As the FABC Office of Evangelization states it in its”Conclusions of the Theological Consultation” (Hua Hin, l0th November, 1991):”The local churches of Asia have to be committed to dialogue with socio-political movements and forces working towards integral development, social justice and peace. Possessing the same cultural heritage, we commit ourselves to dialogue with the various cultural traditions of Asia, for the construction of a more humane society. We engage in dialogue with the different religious traditions of Asia and collaborate with them in promoting human and spiritual values. We extend our commitment to dialogue to all those involved in preserving the integrity of creation.”14
This triple dialogue is not a response of the church to three unrelated situations in Asia; it is focused attention to the total situation of Asia where poverty, cultural diversity and plurality of religions are conspicuously interwoven. In Asia the proclamation of the Gospel requires”the promotion of justice, entry into cultures, and openness to other religious experiences”. Indeed to use the words of the 34th Jesuit General Congregation,”no promotion of justice without communicating faith, transforming cultures, collaboration with other traditions. No inculturation without communicating faith with others, dialogue with other traditions, commitment to justice. No dialogue without sharing faith with others, evaluating cultures, concern for justice.”15
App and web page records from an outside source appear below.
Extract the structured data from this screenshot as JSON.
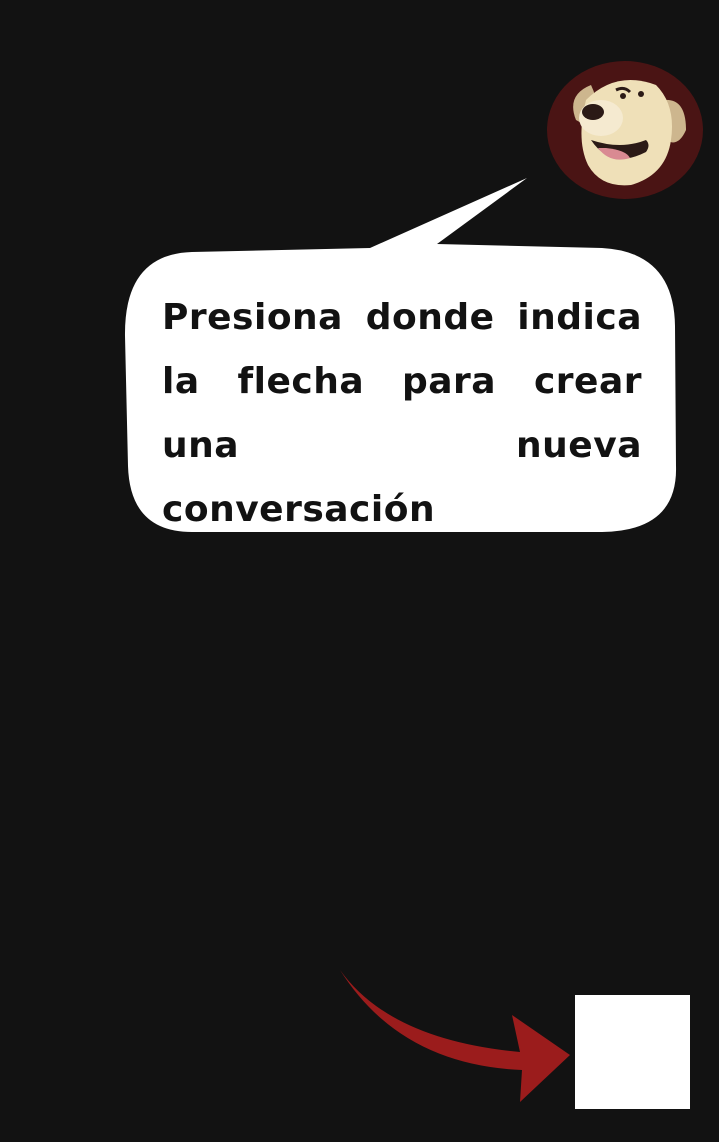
{
  "tutorial": {
    "message": "Presiona donde indica la flecha para crear una nueva conversación"
  },
  "icons": {
    "avatar": "dog-mascot-icon",
    "pointer": "curved-arrow-icon"
  },
  "colors": {
    "background": "#121212",
    "bubble": "#ffffff",
    "arrow": "#9b1c1c",
    "avatar_ring": "#4a1414"
  }
}
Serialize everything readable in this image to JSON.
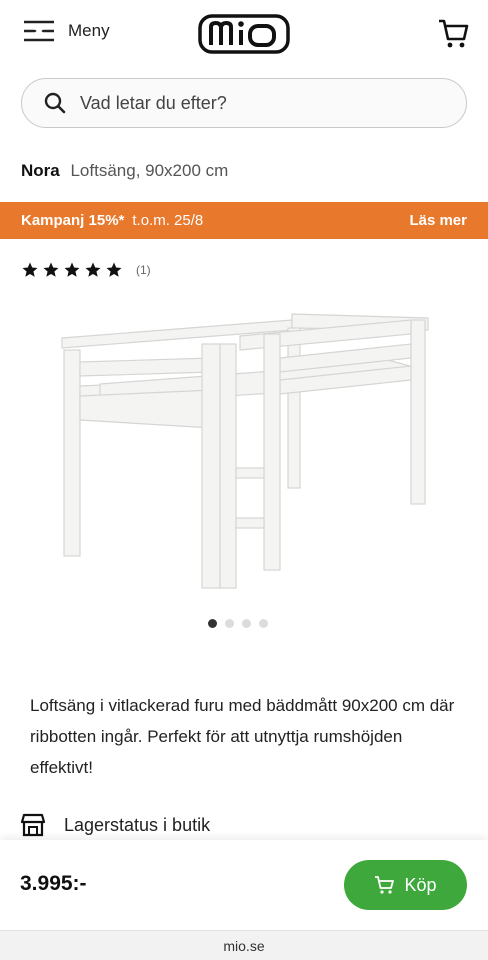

So what is the quest for ‘truth’ in Asia? It is, first of all, the ensuring of the meaningfulness of the Gospel by listening to the experiences of people in Asia and discerning what God is already doing in their lives. Attentiveness to actual human lived experiences makes real the ‘truth’ of the Gospel and of the church for the church proclaims a salvation that is genuinely human. This pursuit for ‘truth’ is, secondly, the proclamation of God’s ‘truth’ as the God of compassion and salvation as revealed in Jesus Christ through solidarity and dialogue. This is what our Judaeo-Christian Tradition reminds us of. We do not arbitrarily define our faith in Jesus Christ. Rather, we listen to it as seriously as we listen to the human situation. For in both contexts, our God of the ‘truth’ is at work. We discover finally in this search for ‘truth’ that the church is ‘true’ when, as a sacrament of universal salvation, it can be relied upon to respond to the joys and hopes, griefs and anxieties of people, and when it is faithful to its vocation precisely as the church of Jesus Christ, making visible and palpable the salvation which Jesus brings.